Initially, Mohammad Taherzadeh's research was about finding an alternative to baker's yeast, which is used in the production of ethanol, to find a more efficient microorganism to break down cellulose from forest and agricultural waste. The fungi examined are good at breaking down different sugars and can also produce ethanol. Different processes were developed and presented to the processing industry.
Research has changed direction
In recent years, however, research into fungi has changed direction. Now, the research team is interested in the fungi themselves, not only as waste from ethanol production but as the main ingredient, to develop new materials and products. Among all the research projects carried out over the years, the researchers have worked on developing bioplastic film or superabsorbers of the fungi's cell walls that consist of the substance chitosan. They have also seen that it is possible to extract the substance glucosamine, which is used, among other things, in osteoarthritis medicine, which is currently mainly extracted from shrimp and crayfish shells. In collaboration with Lantmännen Agroethanol, several projects in addition to ethanol were about developing processes for the production of feed from fungi. Another project involves growing fungi on discarded bread and then making yarn that could ultimately become clothes.
The joy of seeing research results realised as a physical product
The research on the fungi has reached what a researcher probably looks forward to most, to seeing real results from all the work. Next up is now to produce human food from the fungi. Through the Way2Taste project, which is halfway complete, various products that can replace animal protein have been developed and tested.
"We are all the way to product development and in the near future we will be ready to release commercial products. And it makes me happy – that we are not only producing theses and publications, but that we, together with others, have reached the point in our research that actually means physical products can be introduced to the market and can benefit society," says Mohammad Taherzadeh.
The protein bar is such an example.
"It has been developed in collaboration with the company Raw Food in Borås. In another collaboration effort, this one with a bakery, fungi are to be baked into bread. The challenge now is to help companies get products onto the market," says Mohammad Taherzadeh.
In a previous interview in the research magazine 1866, you have spoken about how no one knows how much can be done with the fungi and compared it to climbing up a high mountain, and once at the top, seeing only more and bigger things. What do you see today beyond the mountain?
“One challenge is to raise interest in the fungi in businesses when it comes to potential producers and among the public. Maybe not everyone is interested in eating the fungi in their current form. It is important to develop products that are appealing. For example, to make it look, feel and taste like product that already exists, that people recognise. “
What is the future of research into the fungi?
"In our research area, bioprocess technology, we have changed our focus from producing biofuels to focusing on processes for food production using the fungi. We are currently developing a new lab for this. It will be very exciting and we have many project ideas in the pipeline. The only limit is your imagination,” concludes Mohammad Taherzadeh.

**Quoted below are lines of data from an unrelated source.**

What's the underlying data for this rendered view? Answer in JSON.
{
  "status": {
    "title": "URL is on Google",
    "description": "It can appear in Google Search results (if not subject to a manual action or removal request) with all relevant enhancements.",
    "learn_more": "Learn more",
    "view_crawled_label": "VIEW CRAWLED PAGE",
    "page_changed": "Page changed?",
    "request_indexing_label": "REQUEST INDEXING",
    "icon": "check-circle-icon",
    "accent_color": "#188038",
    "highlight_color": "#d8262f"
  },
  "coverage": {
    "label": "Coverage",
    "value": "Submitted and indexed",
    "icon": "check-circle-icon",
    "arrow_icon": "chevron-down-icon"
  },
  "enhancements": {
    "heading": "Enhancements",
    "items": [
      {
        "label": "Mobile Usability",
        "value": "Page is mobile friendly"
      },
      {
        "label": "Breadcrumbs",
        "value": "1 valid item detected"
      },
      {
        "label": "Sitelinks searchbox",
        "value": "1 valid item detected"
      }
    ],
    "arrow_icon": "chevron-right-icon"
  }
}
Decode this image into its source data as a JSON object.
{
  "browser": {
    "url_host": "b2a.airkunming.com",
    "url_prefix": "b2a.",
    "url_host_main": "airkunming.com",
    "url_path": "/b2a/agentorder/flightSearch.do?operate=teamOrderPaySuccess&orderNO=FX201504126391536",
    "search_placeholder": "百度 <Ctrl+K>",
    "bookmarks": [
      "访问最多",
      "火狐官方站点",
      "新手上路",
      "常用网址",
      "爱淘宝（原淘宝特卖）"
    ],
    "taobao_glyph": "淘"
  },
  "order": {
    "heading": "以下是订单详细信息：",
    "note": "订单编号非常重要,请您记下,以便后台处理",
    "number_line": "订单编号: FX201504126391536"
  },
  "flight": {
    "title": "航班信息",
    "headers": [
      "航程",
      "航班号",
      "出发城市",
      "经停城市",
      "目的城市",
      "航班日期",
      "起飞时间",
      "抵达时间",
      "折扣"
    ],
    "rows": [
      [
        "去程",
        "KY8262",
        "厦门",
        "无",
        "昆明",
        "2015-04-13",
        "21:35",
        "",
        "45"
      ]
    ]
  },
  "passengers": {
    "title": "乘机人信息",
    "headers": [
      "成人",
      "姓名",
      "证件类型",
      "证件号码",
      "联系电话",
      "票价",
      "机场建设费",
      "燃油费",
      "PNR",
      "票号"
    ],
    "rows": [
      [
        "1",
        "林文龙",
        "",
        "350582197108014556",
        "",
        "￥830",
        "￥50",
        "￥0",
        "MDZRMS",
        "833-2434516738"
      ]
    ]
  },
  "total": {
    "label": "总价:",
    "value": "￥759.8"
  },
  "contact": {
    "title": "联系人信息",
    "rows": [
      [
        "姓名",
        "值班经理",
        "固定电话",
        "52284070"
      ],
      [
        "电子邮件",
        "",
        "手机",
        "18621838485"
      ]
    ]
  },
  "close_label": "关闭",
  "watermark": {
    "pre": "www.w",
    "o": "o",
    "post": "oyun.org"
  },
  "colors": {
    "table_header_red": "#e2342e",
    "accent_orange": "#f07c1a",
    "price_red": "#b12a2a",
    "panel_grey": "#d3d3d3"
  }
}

The type of fungi mainly used in research at the University of Borås belongs to the phylum Ascomycota, primarily the fungus Neurospora intermedia, which originates in the Indonesian dish Oncom. The fungus can be grown on forest and agricultural waste, in this case it produces ethanol, and can be grown on pure food waste where it can be used for the production of animal feed or food for humans. The fungus consists of about 50 percent protein. It can be used as it or it can be dried into a protein powder which is then used in other products. The challenge is to develop products that appeal to consumers.